Brief => Some lines in the material below hold the word "name". Copy all of them.

Information supplied =>

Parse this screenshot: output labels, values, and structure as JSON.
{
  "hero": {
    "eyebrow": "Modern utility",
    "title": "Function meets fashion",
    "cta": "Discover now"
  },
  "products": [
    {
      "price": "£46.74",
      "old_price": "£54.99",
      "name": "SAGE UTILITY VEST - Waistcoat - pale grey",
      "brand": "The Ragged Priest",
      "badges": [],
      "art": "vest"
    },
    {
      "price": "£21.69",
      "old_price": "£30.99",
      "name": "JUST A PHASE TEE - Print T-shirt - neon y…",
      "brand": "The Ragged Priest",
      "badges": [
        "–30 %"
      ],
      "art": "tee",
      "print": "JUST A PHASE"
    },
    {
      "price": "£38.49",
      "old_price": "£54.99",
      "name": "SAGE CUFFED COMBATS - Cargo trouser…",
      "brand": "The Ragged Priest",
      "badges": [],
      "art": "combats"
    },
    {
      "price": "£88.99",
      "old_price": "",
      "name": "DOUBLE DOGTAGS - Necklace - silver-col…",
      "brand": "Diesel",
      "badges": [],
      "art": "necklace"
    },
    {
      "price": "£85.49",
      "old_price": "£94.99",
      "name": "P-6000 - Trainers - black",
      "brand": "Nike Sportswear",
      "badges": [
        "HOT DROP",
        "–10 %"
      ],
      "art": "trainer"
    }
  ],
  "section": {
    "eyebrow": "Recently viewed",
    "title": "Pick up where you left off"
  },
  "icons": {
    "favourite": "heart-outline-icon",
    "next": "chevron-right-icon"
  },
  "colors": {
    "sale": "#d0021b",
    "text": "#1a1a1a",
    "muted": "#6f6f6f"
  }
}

Answer below =>
      "name": "SAGE UTILITY VEST - Waistcoat - pale grey",
      "name": "JUST A PHASE TEE - Print T-shirt - neon y…",
      "name": "SAGE CUFFED COMBATS - Cargo trouser…",
      "name": "DOUBLE DOGTAGS - Necklace - silver-col…",
      "name": "P-6000 - Trainers - black",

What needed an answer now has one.